There are miscellaneous ute accessory items that can also help make your work as a tradie easier. Depending on your profession and requirements, we recommend creating a checklist of miscellaneous items that could help create the ideal tradie ute setup.
Tie-downs help ensure the load remains steady while the ute is in transit.
While there are plenty of options available, consider installing recessed anchor tie-downs to the floor of the ute tray, as these remain unobtrusive when not in use and are tough, useful, and effective.
Other accessories worth having are cargo bars, which can function as barriers to stop items from moving around the tray while the ute is on the move.
Anti-rattle protection rubbers can also help eliminate noise emanating from items shaking and moving around while you’re in transit. If your work requires you to lug around load on a regular basis, invest in ratchet straps, bar-mounted ratchets, a removable H-bar or rubber ropes as well.
Side Steps and Side Skirts
Running boards, nerf bars, tube steps, step bars, side bars and side steps refer to basically the same thing.
These are individual footholds that extend from underneath the doors on the driver and passenger sides. They are usually installed on vehicles with high suspension or ground clearance and come in various styles and materials.
So, if your ute is a 4×4, side steps are a must for convenience and safety.
Side skirts are located beneath the doorsills, behind the back wheels, and between the ute wheels, and they primarily work to prevent stone chips. They are typically made up of stainless steel or aluminium checker plate strips.
Create Your Dream Tradie Ute Setup
The kind of ute you choose and the accessories you’ll fit it with will depend a lot on your trade.
For example, carpenters and joiners would prioritise getting a factory-option canopy fitted with roof bars that are capable of carrying large sheets and timber. They would also need a lockable compartment and security grilles for their power tools.
Builders and bricklayers would need a tradie ute setup with a higher payload for carrying heavy materials (e.g., bricks and bags of mortar) and equipment such as cement mixers.
Tradies who work in out-of-the-way sites might do well to opt for a 4×4 tradie ute setup that’s built for rough terrain.

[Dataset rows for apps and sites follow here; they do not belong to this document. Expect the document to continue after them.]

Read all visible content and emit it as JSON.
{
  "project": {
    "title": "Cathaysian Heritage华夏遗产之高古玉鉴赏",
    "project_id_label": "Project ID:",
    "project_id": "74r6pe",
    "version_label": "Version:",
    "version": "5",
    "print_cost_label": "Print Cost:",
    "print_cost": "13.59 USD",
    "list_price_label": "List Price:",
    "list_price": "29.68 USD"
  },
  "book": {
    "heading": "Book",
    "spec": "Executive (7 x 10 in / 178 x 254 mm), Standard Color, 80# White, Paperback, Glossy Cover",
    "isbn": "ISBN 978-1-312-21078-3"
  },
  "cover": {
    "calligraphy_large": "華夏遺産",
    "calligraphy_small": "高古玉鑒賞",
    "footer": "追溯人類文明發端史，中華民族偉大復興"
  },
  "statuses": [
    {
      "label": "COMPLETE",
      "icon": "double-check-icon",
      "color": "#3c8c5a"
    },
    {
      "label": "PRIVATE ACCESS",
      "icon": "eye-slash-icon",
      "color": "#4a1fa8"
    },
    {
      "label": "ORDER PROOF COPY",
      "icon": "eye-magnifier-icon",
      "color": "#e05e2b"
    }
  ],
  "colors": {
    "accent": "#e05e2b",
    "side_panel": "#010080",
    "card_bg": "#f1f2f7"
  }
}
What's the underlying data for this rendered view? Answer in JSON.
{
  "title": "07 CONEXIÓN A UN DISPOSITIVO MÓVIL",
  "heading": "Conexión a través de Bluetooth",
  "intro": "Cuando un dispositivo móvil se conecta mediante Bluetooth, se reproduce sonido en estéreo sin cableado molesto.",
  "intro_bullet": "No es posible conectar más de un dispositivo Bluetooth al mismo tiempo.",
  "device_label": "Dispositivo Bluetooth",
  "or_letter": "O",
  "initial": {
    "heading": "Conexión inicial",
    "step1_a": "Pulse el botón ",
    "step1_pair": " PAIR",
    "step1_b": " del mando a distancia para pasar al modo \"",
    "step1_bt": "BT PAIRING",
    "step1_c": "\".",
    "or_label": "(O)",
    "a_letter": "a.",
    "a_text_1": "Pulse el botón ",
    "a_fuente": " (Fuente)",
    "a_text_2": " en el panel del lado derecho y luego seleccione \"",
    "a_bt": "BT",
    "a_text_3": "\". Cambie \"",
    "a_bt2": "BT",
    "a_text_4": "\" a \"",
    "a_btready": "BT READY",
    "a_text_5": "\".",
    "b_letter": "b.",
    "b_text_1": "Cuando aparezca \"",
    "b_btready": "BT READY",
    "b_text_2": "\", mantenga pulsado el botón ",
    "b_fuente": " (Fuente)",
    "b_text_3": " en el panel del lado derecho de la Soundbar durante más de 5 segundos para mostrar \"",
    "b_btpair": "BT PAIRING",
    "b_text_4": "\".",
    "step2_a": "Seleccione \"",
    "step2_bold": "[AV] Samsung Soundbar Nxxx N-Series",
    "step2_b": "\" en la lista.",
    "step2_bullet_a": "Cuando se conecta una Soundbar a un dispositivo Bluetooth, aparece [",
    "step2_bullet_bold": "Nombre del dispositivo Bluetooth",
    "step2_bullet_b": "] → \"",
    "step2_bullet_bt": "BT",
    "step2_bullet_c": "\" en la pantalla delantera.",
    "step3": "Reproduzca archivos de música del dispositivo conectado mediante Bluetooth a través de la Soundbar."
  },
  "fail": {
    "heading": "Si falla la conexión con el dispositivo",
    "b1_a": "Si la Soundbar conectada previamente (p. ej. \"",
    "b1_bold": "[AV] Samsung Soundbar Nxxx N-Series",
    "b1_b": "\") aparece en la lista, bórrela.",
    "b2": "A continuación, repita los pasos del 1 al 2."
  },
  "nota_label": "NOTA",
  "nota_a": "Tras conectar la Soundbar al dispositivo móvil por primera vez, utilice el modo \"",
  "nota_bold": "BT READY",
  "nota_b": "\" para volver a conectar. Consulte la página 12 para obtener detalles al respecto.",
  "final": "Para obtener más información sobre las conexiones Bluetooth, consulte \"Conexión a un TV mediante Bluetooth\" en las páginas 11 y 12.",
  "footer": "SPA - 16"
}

If you need help finding the accessories you need for your ultimate tradie ute setup, contact one of our Australian locations with workshops located in most Australian states.